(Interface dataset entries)
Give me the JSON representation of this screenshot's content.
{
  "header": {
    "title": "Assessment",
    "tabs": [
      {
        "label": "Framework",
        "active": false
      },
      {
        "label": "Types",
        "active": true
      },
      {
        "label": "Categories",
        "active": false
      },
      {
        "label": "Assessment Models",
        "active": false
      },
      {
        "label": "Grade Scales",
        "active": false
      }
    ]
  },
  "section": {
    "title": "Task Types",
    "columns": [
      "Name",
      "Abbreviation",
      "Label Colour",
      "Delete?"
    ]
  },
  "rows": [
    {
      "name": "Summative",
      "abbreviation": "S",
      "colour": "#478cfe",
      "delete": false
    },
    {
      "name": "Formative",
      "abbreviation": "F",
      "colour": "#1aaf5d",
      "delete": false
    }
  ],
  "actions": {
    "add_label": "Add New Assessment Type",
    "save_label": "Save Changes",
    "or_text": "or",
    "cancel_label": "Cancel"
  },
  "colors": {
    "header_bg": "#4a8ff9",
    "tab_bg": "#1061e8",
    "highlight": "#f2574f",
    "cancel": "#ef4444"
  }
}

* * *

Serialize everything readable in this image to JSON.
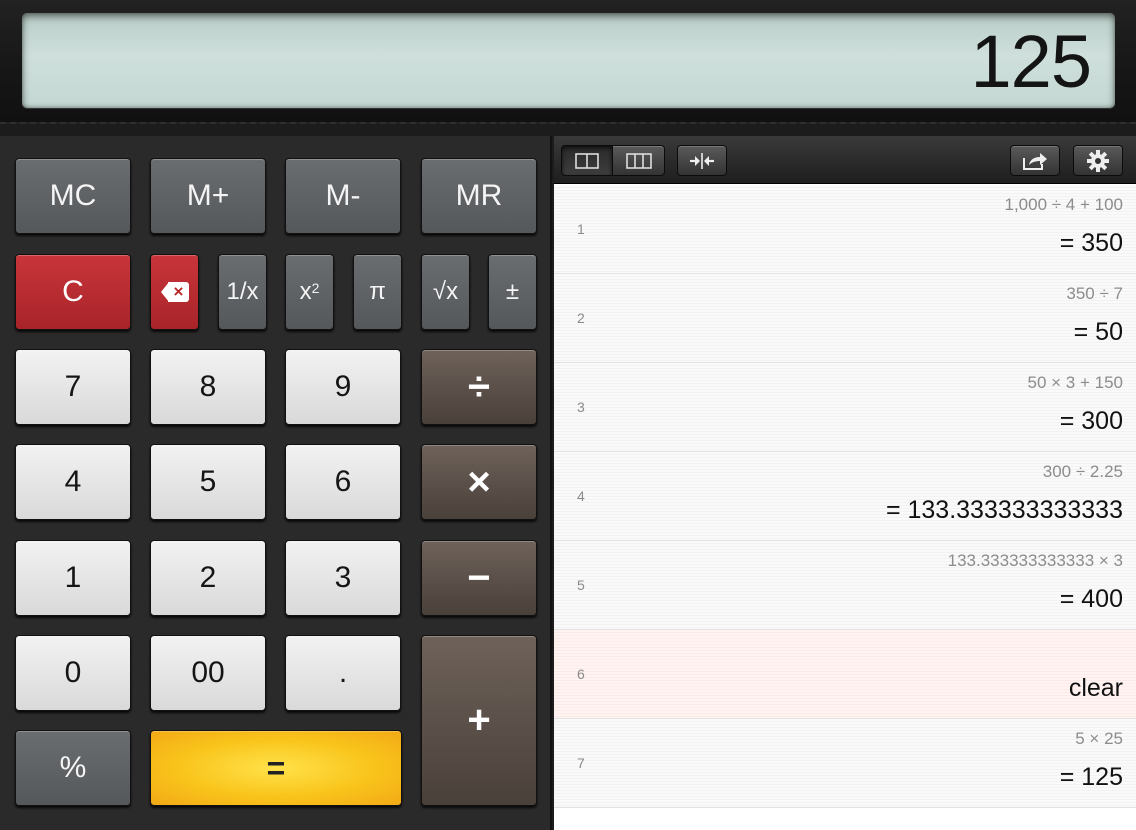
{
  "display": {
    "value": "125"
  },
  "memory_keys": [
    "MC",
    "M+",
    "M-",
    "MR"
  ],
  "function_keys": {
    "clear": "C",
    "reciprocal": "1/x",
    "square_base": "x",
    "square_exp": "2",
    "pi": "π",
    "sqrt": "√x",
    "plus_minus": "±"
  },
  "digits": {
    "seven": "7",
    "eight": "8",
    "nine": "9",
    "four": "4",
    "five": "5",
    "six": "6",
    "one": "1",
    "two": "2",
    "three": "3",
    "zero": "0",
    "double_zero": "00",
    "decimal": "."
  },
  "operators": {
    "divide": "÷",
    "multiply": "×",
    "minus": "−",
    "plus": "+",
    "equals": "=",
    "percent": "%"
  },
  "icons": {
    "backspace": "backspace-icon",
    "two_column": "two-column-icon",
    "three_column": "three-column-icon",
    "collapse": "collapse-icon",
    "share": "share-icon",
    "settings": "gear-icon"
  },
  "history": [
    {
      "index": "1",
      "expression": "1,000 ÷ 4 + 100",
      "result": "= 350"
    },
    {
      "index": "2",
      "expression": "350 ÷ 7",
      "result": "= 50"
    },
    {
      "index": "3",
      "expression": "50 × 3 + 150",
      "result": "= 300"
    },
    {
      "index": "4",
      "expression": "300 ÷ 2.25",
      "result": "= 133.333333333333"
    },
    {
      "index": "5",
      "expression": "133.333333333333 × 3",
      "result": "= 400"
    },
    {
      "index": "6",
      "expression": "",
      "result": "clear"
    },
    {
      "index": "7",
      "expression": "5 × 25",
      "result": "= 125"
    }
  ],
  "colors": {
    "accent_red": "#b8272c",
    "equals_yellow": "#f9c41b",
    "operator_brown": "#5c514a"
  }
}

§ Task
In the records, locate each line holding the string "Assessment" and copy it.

§ Response to the task
    "title": "Assessment",
        "label": "Assessment Models",
    "add_label": "Add New Assessment Type",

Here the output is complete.